This is how to collect birch sap from your own birch trees as a beverage for a Survival.
During the summer, the birch tree stores nourishment for the next period of growth in its roots. The following spring, this nourishment rises as sap through the trunk up to the branches.
The birch tree emits sap only for a short period of time (about four weeks) during spring. That period starts when the snow has melted away and the day-temperature reaches some degrees above freezing point. The rise of the sap stops immediately when the tree comes into leaf.
During sap-rising, a big old birch can give 15-20 litres per day, but this requires a tapping-hole of 5 cm diameter and 10 cm depth. The birch will endure such treatment only once, maybe twice in its lifetime.

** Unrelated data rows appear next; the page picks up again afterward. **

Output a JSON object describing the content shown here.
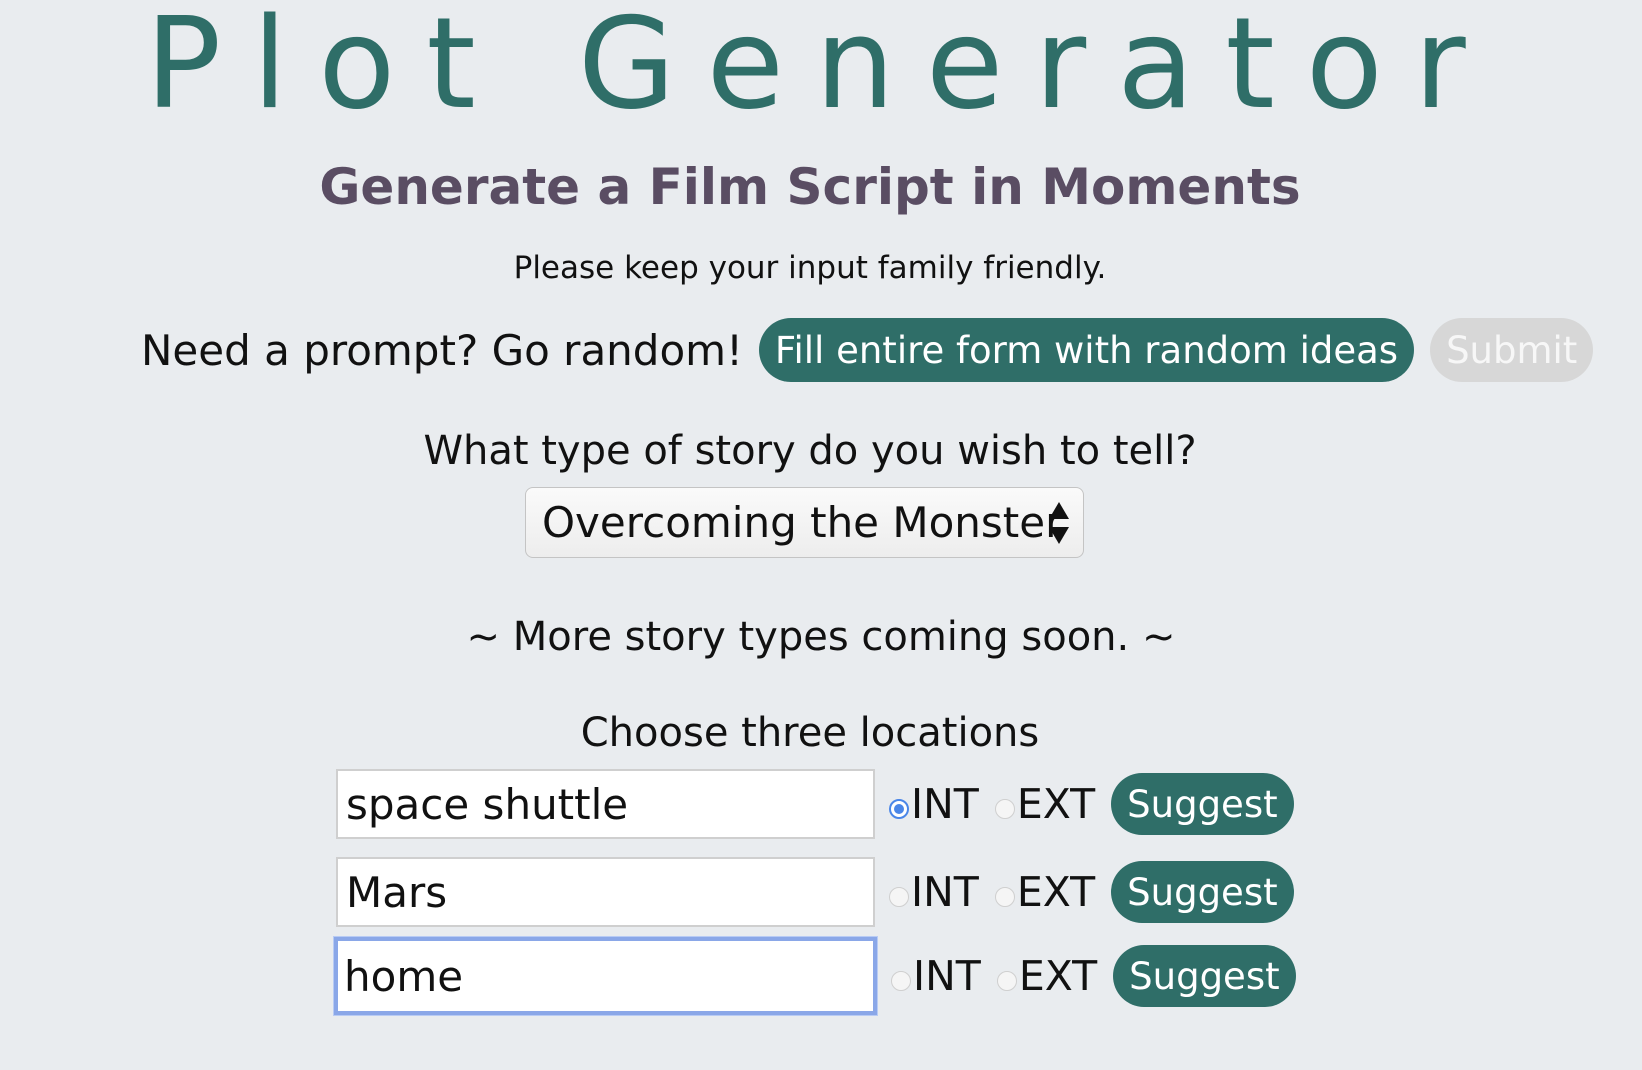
{
  "header": {
    "title": "Plot Generator",
    "subtitle": "Generate a Film Script in Moments",
    "note": "Please keep your input family friendly."
  },
  "random": {
    "label": "Need a prompt? Go random!",
    "fill_button": "Fill entire form with random ideas",
    "submit_button": "Submit"
  },
  "story": {
    "question": "What type of story do you wish to tell?",
    "selected": "Overcoming the Monster",
    "coming_soon": "~ More story types coming soon. ~"
  },
  "locations": {
    "label": "Choose three locations",
    "int_label": "INT",
    "ext_label": "EXT",
    "suggest_label": "Suggest",
    "rows": [
      {
        "value": "space shuttle",
        "selected": "INT"
      },
      {
        "value": "Mars",
        "selected": ""
      },
      {
        "value": "home",
        "selected": "",
        "focused": true
      }
    ]
  },
  "colors": {
    "accent": "#2f6e68",
    "subtitle": "#5a4d63",
    "background": "#e9ecef",
    "radio_checked": "#4a86e8"
  }
}
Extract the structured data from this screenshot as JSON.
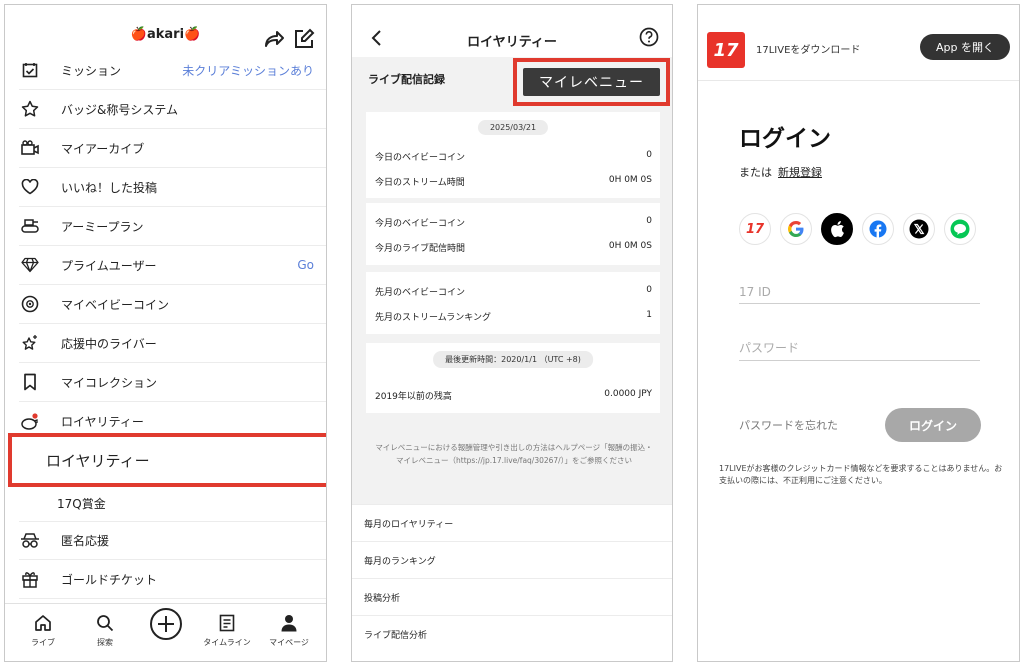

To be more careful with the tree, perhaps in order to be able to tap some sap every year, you could be content with a smaller hole, e.g. with 2 cm diameter and 2 cm depth. This will give about 3 litres per day, at least in the beginning of the sap period.
Drill a hole with an 18 mm installation drill about 2 cm aslant up into the trunk a bit above the ground. The sap starts dripping immediately.
Push a plastic pipe connector for cable pipes (19 mm outer diameter) into the hole.
Strap a beverage bottle (1.5 litres) with funnel to the trunk using a luggage strap. Caution! Do not use a glass bottle for sap collection as this may crack during frosty nights.
Alternatively, you could cut off a branch and let the sap drip from the stub into a (plastic)bottle tied to it.
It is even possible to tap sap from a tiny birch shoot, but this will of course not yield very much. I cut off the top of a meter-high shoot which grew near the wall of our house and installed a collection device as shown in the picture below. This yielded half a glass of sap every day for two weeks. The sap was really sweet and aromatic!
When sap-rising is over and the tap-hole has become dry you can seal it with grafting-wax or tree balm. Then press a bottle cork or wooden plug into the hole. This will protect the tree against rot.
Note: If you want to drill a hole in a tree which is not your own, you might need the permission of the landowner.